  1. Yes, me too, Marly. Earlier this morning I skimmed a depressing piece in The Paris Review about a new book that is a compilation of tweets by people working on novels. Two quotes from the article were: "it’s the story of what it means to live in a cultural climate that stifles almost every creative impulse, and why it so often seems we should stop trying." and " “The majority of books by successful writers are failures.The majority of writers are failures. And then there are the would-be writers, those who have failed to be writers in the first place.” Gosh. Why bother getting up in the morning, if this is your input, and the result of your own "search for meaning!" It makes me so grateful for my own fairly consistent optimism and determination, and this small community of like-minded people, who ignore the passing fads and clamor, and just keep on being true to their own creative vision.
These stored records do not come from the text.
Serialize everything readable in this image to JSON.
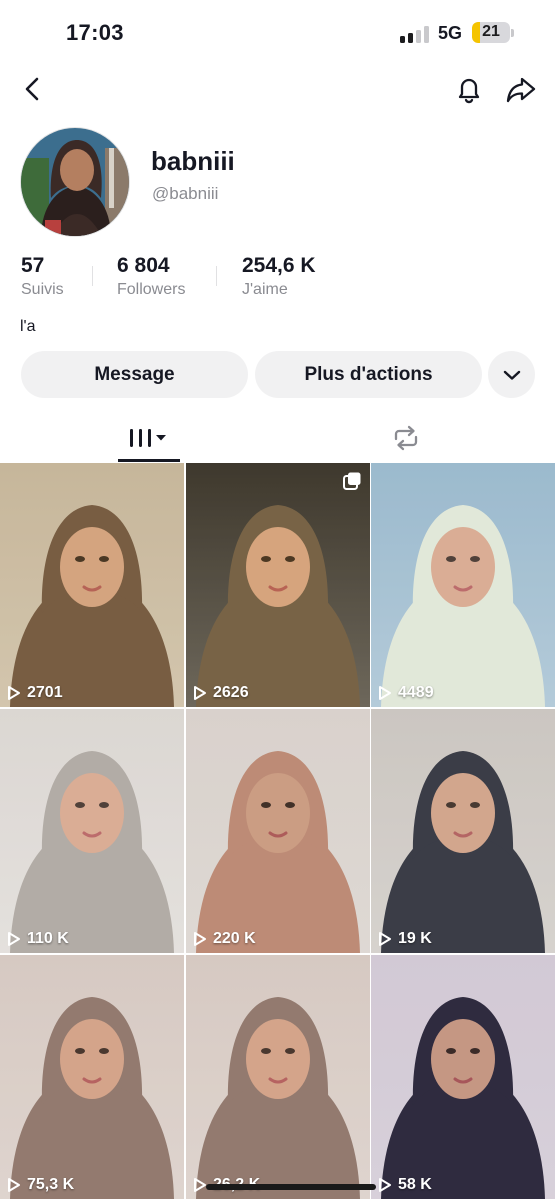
{
  "status_bar": {
    "time": "17:03",
    "network": "5G",
    "battery_level": "21",
    "battery_fraction": 0.21,
    "signal_bars_active": 2
  },
  "nav": {
    "back_icon": "chevron-left-icon",
    "bell_icon": "bell-icon",
    "share_icon": "share-arrow-icon"
  },
  "profile": {
    "display_name": "babniii",
    "handle": "@babniii",
    "bio": "l'a"
  },
  "stats": [
    {
      "value": "57",
      "label": "Suivis"
    },
    {
      "value": "6 804",
      "label": "Followers"
    },
    {
      "value": "254,6 K",
      "label": "J'aime"
    }
  ],
  "actions": {
    "message": "Message",
    "more_actions": "Plus d'actions",
    "dropdown_icon": "chevron-down-icon"
  },
  "tabs": [
    {
      "icon": "video-grid-icon",
      "active": true
    },
    {
      "icon": "repost-icon",
      "active": false
    }
  ],
  "grid": [
    {
      "views": "2701",
      "colors": [
        "#c7b9a8",
        "#6e5444",
        "#c9a43a"
      ],
      "multi": false
    },
    {
      "views": "2626",
      "colors": [
        "#2a2a2e",
        "#6b5b4a",
        "#d4a62a"
      ],
      "multi": true
    },
    {
      "views": "4489",
      "colors": [
        "#8fb3c9",
        "#dfe8d6",
        "#f3f1ec"
      ],
      "multi": false
    },
    {
      "views": "110 K",
      "colors": [
        "#d8d4cf",
        "#a9a39c",
        "#f4f2f0"
      ],
      "multi": false
    },
    {
      "views": "220 K",
      "colors": [
        "#e6e0dc",
        "#c7907a",
        "#7a6a5e"
      ],
      "multi": false
    },
    {
      "views": "19 K",
      "colors": [
        "#cfc9c4",
        "#2b2d3a",
        "#b8b2ac"
      ],
      "multi": false
    },
    {
      "views": "75,3 K",
      "colors": [
        "#d9cfc9",
        "#8c756a",
        "#c2a897"
      ],
      "multi": false
    },
    {
      "views": "26,2 K",
      "colors": [
        "#d9cfc9",
        "#8c756a",
        "#c2a897"
      ],
      "multi": false
    },
    {
      "views": "58 K",
      "colors": [
        "#e5dde6",
        "#2c2a3c",
        "#4a3c5c"
      ],
      "multi": false
    }
  ]
}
    1. The internet, like most things, has a good side and a bad side, but one of its marvels is that through the web of connections it offers we discover others who are like us. And I love that! Everything I did over the past few weeks relates to finding friends in the world--my stay with Rebecca Kuder and Robert Freeman Wexler while teaching at the Antioch Workshops, and my visit afterward with painter Lynn Digby and composer Paul Digby, and all the collaborative work we did.

      It is wonderful to meet people who quietly go about creation... It is lovely to find one's kin strewn about the world.
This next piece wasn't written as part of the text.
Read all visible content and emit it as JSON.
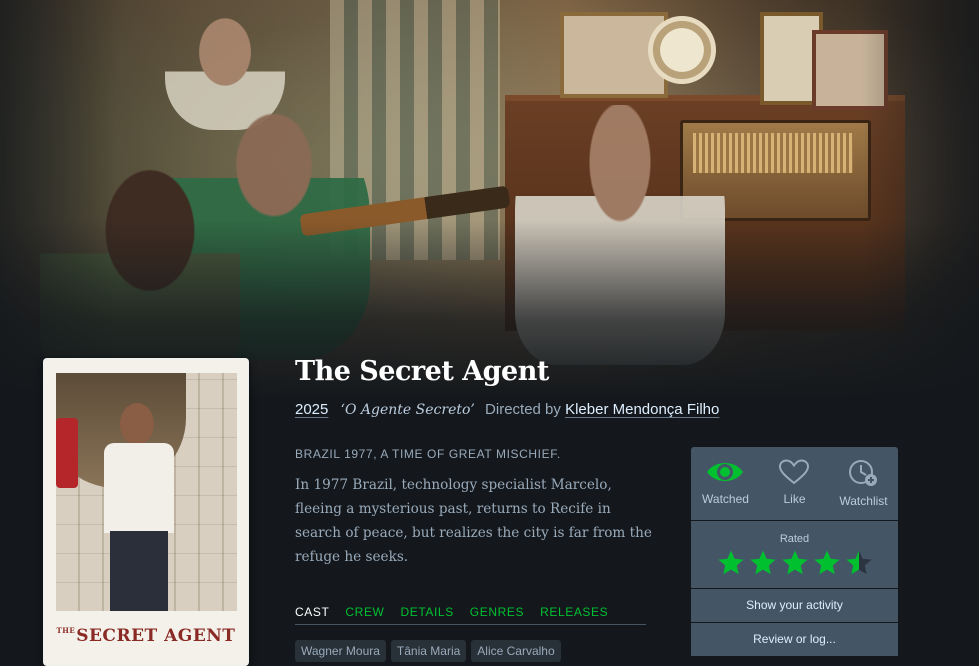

    2. Somehow we've stumbled into a world wherein, if the big anonymous public doesn't "like" our creative output, we have no value! This used to vex me; now it just amuses. Somehow I can get along without the notice of the big anonymous public.

      Tangentially, maybe, I was talking this morning with someone who is working on a first novel. She was worrying herself to death about her premise. "Premise-schmemise!" I said. My advice was to just write as beautifully and as truthfully as possible. I confess that I feel a little guilty because I might be pointing her away from a future six-figure book deal. Every time I open my mouth to a young writer, I create an ethical quandary for myself. Yet somehow, when I sit down to write, it all seems so clear. Riddle me that.

    3. I know--absurd, isn't it? We ought to make them read Hawthorne's "The Artist of the Beautiful," although the article Beth references clearly opposes the views in it!

      "As beautifully and as truthfully as possible." That was excellent advice. There are way too many people selling their souls for some hypothetical bestseller.

      Melville said, "Dollars damn me!" about his books, and "I have come to regard this matter of Fame as the most transparent of all vanities." And I think we should take the proverbial leaf out of his book.

      We probably all ought to write a response to that "Paris Review" article because one's complex response to it says so much about the state of literature and the need to turn one's back on "the way things are." Cheerful defiance: that's my stance at the moment.

  2. In another way of looking at the "creative impulse," consider Thomas Hobbes who opined that much of what people think and do is determined by the their aversion to death ( -- and I hope I am not being overly simple in my assessment of Hobbes -- ). Perhaps creativity is an individual's argument against the finite limitations of a life lived with the constant awareness of death as the end. With something created (and perhaps living beyond the individual), the individuals thumb their noses at death. In other words, creativity provides some sort of immortality. Well, with an apology to Hobbes, there you have another (but certainly not original) point of view.

    1. I certainly think that art is a way of having more life--a larger life. Art seeks to capture life and energy, and in that sense it is opposed to the forces of morbidity and mortality.


Alas, I must once again remind large numbers of Chinese salesmen and other worldwide peddlers that if they fall into the Gulf of Spam, they will be eaten by roaming Balrogs. The rest of you, lovers of grace, poetry, and horses (nod to Yeats--you do not have to be fond of horses), feel free to leave fascinating missives and curious arguments.